But that was when Julie got the bad news that both the 9:40am and the backup 10:10am buses were sold out! I guess we made a mistake not going for the tickets first and now we were unexpectedly delayed once more. The next bus was 11:10am which was unacceptably late. We mind as well go for the JR Train to Otsuki and then pay for the private train ride to Kawaguchiko. Now I was having doubts as to whether we’re going to miss seeing Fuji the way it should be seen (as I had feared the later we arrived, the more clouds would start obscuring the mountain).
Ultimately, we caught the 10:10am JR Chuo Line to Otsuki. By now, I was at least wise to the way the luggage situation worked out within the seating area. So this time after we boarded the train, I put the luggage behind the back seats without any issues.
We got to the private Fujikyuku Line at Otsuki at around 11:40am. That was when we noticed that we had to pay 1410 yen per person, which was more than the 1110 yen per person we expected to pay. So we didn’t save that much on the 1700 yen for the bus ride, which was the better option had the timing worked out anyways.
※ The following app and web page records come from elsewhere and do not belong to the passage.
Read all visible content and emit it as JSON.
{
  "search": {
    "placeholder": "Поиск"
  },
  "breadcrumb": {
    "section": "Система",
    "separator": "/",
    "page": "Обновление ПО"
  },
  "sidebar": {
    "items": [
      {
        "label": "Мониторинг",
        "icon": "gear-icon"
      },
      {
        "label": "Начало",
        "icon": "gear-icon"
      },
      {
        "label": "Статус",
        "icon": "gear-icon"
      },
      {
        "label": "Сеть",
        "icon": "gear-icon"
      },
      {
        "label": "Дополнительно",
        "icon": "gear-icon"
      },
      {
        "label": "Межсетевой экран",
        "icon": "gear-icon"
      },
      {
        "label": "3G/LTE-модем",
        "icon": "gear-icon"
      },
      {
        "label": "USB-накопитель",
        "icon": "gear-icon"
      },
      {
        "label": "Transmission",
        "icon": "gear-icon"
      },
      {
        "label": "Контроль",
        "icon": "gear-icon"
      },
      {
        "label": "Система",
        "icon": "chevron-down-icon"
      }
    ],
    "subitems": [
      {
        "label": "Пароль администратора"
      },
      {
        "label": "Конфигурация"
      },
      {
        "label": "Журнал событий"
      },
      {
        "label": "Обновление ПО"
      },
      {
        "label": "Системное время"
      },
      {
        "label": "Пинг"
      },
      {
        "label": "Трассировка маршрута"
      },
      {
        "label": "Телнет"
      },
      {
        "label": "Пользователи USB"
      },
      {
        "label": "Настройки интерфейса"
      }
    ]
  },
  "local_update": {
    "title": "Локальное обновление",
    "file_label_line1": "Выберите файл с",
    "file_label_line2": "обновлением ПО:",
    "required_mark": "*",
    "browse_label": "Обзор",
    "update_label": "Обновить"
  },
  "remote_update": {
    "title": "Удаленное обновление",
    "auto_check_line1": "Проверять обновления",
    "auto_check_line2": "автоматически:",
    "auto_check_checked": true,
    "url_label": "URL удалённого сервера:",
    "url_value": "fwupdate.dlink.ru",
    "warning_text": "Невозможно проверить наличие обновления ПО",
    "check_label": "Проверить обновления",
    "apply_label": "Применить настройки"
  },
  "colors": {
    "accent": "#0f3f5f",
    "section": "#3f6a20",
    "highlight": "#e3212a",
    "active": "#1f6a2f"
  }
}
That extra 300 yen was because it was an “express” train.
Anyways, this train ride went pretty smoothly and we did manage to see Mt Fuji out the window appearing through the haze. Too bad there were so many buildings and power lines often blocking the view of Mt Fuji, otherwise this would’ve been a superb train sightseeing train ride.
It wasn’t until 1:10pm when we finally got settled at the Station Inn. We did spend a half hour or so at the train station asking about the bus timetables as well as buying a ticket for the return trip to Shinjuku Station as we weren’t about to have another mishap of tickets selling out.
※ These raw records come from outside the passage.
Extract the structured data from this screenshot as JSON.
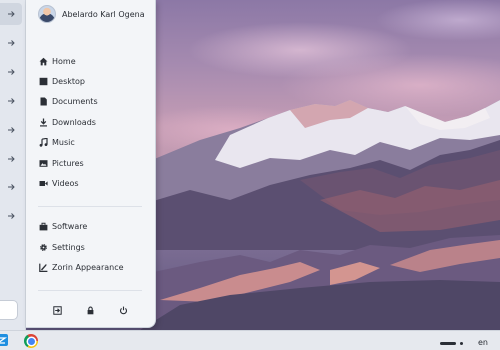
{
  "user": {
    "name": "Abelardo Karl Ogena"
  },
  "places": [
    {
      "label": "Home",
      "icon": "home-icon"
    },
    {
      "label": "Desktop",
      "icon": "desktop-icon"
    },
    {
      "label": "Documents",
      "icon": "document-icon"
    },
    {
      "label": "Downloads",
      "icon": "download-icon"
    },
    {
      "label": "Music",
      "icon": "music-icon"
    },
    {
      "label": "Pictures",
      "icon": "pictures-icon"
    },
    {
      "label": "Videos",
      "icon": "video-icon"
    }
  ],
  "system": [
    {
      "label": "Software",
      "icon": "software-icon"
    },
    {
      "label": "Settings",
      "icon": "gear-icon"
    },
    {
      "label": "Zorin Appearance",
      "icon": "appearance-icon"
    }
  ],
  "power": {
    "buttons": [
      "logout-icon",
      "lock-icon",
      "power-icon"
    ]
  },
  "dock": {
    "items": [
      "chevron-right-icon",
      "chevron-right-icon",
      "chevron-right-icon",
      "chevron-right-icon",
      "chevron-right-icon",
      "chevron-right-icon",
      "chevron-right-icon",
      "chevron-right-icon",
      "chevron-right-icon",
      "chevron-right-icon",
      "chevron-right-icon"
    ]
  },
  "taskbar": {
    "apps": [
      "zorin-menu-icon",
      "chrome-icon"
    ],
    "language": "en"
  },
  "colors": {
    "menu_bg": "#f3f5f8",
    "text": "#2b2f36",
    "taskbar_bg": "#e6e9ee"
  }
}
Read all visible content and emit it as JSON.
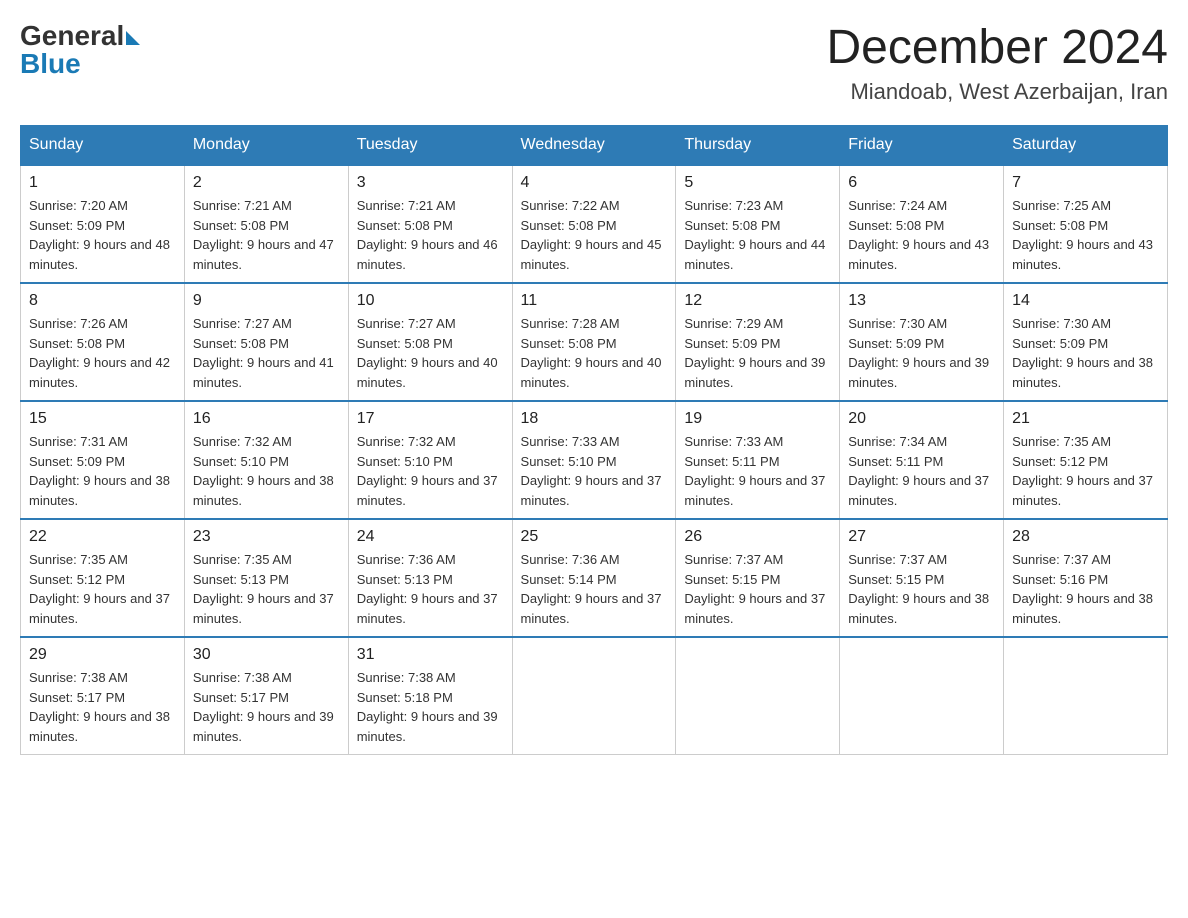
{
  "header": {
    "logo_general": "General",
    "logo_blue": "Blue",
    "month_title": "December 2024",
    "location": "Miandoab, West Azerbaijan, Iran"
  },
  "days_of_week": [
    "Sunday",
    "Monday",
    "Tuesday",
    "Wednesday",
    "Thursday",
    "Friday",
    "Saturday"
  ],
  "weeks": [
    [
      {
        "day": "1",
        "sunrise": "7:20 AM",
        "sunset": "5:09 PM",
        "daylight": "9 hours and 48 minutes."
      },
      {
        "day": "2",
        "sunrise": "7:21 AM",
        "sunset": "5:08 PM",
        "daylight": "9 hours and 47 minutes."
      },
      {
        "day": "3",
        "sunrise": "7:21 AM",
        "sunset": "5:08 PM",
        "daylight": "9 hours and 46 minutes."
      },
      {
        "day": "4",
        "sunrise": "7:22 AM",
        "sunset": "5:08 PM",
        "daylight": "9 hours and 45 minutes."
      },
      {
        "day": "5",
        "sunrise": "7:23 AM",
        "sunset": "5:08 PM",
        "daylight": "9 hours and 44 minutes."
      },
      {
        "day": "6",
        "sunrise": "7:24 AM",
        "sunset": "5:08 PM",
        "daylight": "9 hours and 43 minutes."
      },
      {
        "day": "7",
        "sunrise": "7:25 AM",
        "sunset": "5:08 PM",
        "daylight": "9 hours and 43 minutes."
      }
    ],
    [
      {
        "day": "8",
        "sunrise": "7:26 AM",
        "sunset": "5:08 PM",
        "daylight": "9 hours and 42 minutes."
      },
      {
        "day": "9",
        "sunrise": "7:27 AM",
        "sunset": "5:08 PM",
        "daylight": "9 hours and 41 minutes."
      },
      {
        "day": "10",
        "sunrise": "7:27 AM",
        "sunset": "5:08 PM",
        "daylight": "9 hours and 40 minutes."
      },
      {
        "day": "11",
        "sunrise": "7:28 AM",
        "sunset": "5:08 PM",
        "daylight": "9 hours and 40 minutes."
      },
      {
        "day": "12",
        "sunrise": "7:29 AM",
        "sunset": "5:09 PM",
        "daylight": "9 hours and 39 minutes."
      },
      {
        "day": "13",
        "sunrise": "7:30 AM",
        "sunset": "5:09 PM",
        "daylight": "9 hours and 39 minutes."
      },
      {
        "day": "14",
        "sunrise": "7:30 AM",
        "sunset": "5:09 PM",
        "daylight": "9 hours and 38 minutes."
      }
    ],
    [
      {
        "day": "15",
        "sunrise": "7:31 AM",
        "sunset": "5:09 PM",
        "daylight": "9 hours and 38 minutes."
      },
      {
        "day": "16",
        "sunrise": "7:32 AM",
        "sunset": "5:10 PM",
        "daylight": "9 hours and 38 minutes."
      },
      {
        "day": "17",
        "sunrise": "7:32 AM",
        "sunset": "5:10 PM",
        "daylight": "9 hours and 37 minutes."
      },
      {
        "day": "18",
        "sunrise": "7:33 AM",
        "sunset": "5:10 PM",
        "daylight": "9 hours and 37 minutes."
      },
      {
        "day": "19",
        "sunrise": "7:33 AM",
        "sunset": "5:11 PM",
        "daylight": "9 hours and 37 minutes."
      },
      {
        "day": "20",
        "sunrise": "7:34 AM",
        "sunset": "5:11 PM",
        "daylight": "9 hours and 37 minutes."
      },
      {
        "day": "21",
        "sunrise": "7:35 AM",
        "sunset": "5:12 PM",
        "daylight": "9 hours and 37 minutes."
      }
    ],
    [
      {
        "day": "22",
        "sunrise": "7:35 AM",
        "sunset": "5:12 PM",
        "daylight": "9 hours and 37 minutes."
      },
      {
        "day": "23",
        "sunrise": "7:35 AM",
        "sunset": "5:13 PM",
        "daylight": "9 hours and 37 minutes."
      },
      {
        "day": "24",
        "sunrise": "7:36 AM",
        "sunset": "5:13 PM",
        "daylight": "9 hours and 37 minutes."
      },
      {
        "day": "25",
        "sunrise": "7:36 AM",
        "sunset": "5:14 PM",
        "daylight": "9 hours and 37 minutes."
      },
      {
        "day": "26",
        "sunrise": "7:37 AM",
        "sunset": "5:15 PM",
        "daylight": "9 hours and 37 minutes."
      },
      {
        "day": "27",
        "sunrise": "7:37 AM",
        "sunset": "5:15 PM",
        "daylight": "9 hours and 38 minutes."
      },
      {
        "day": "28",
        "sunrise": "7:37 AM",
        "sunset": "5:16 PM",
        "daylight": "9 hours and 38 minutes."
      }
    ],
    [
      {
        "day": "29",
        "sunrise": "7:38 AM",
        "sunset": "5:17 PM",
        "daylight": "9 hours and 38 minutes."
      },
      {
        "day": "30",
        "sunrise": "7:38 AM",
        "sunset": "5:17 PM",
        "daylight": "9 hours and 39 minutes."
      },
      {
        "day": "31",
        "sunrise": "7:38 AM",
        "sunset": "5:18 PM",
        "daylight": "9 hours and 39 minutes."
      },
      null,
      null,
      null,
      null
    ]
  ]
}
Fuji remained visible from the Station Inn hostel-style hotel as we checked in immediately thereafter. But I could see that the clouds were building. Still, we had to get through the checking in process while removing our shoes (using their slippers instead) and walking up the stairs carrying the heavy luggage.
Once that was done, we headed right back to the train station area for more info.
By 2:15pm, we were finally at the top viewing decks providing commanding views of the iconic Mt Fuji. But unfortunately the clouds had already started to cover the very top of the conical snow-capped mountain. Indeed, we probably missed a clear Fuji by a half-hour or so. So all those delays that led up to this added up and costed us.
We hoped tomorrow might bring similar weather, but you can never be sure about these things.
Still, we did see most of the mountain and it was only a pocket of clouds partially blocking the uppermost parts of the mountain. I guess it could be worse.
After this excursion, we ran a few errands buying some cheap pastries and liquids at liquor stores as well as a few ice creams to cool us down.
The interior had sort of a charming old traditional Japanese feel to it (the vendor said this building was 150 years old). Unfortunately, they only accepted cash payments and the food wasn’t cheap. So we ended up splitting some combo that costed 4200 yen. Fortunately, it was filling but I’d say the food was ordinary. It was really the novelty of it (and the fact it was one of two restaurants that appeared in LP) that got Julie to want us to come here.
When we left the restaurant, we noticed that Mt Fuji’s top was revealed once more. I theorized that perhaps the cooling weather kind of made the clouds start to dissipate again. So we returned to the Station Inn at 6:30pm and tried to take photos of the mountain in its form (boo on those power lines running across the view), but we sure wished we were at the Cable Car or some scenic lakeside view at this point.
And rubbing it in was the annoying crosswalks by the Kawaguchiko Station constantly playing some kind of annoying toy music. It’s driving us insane like the good ‘ol fashioned Chinese water torture.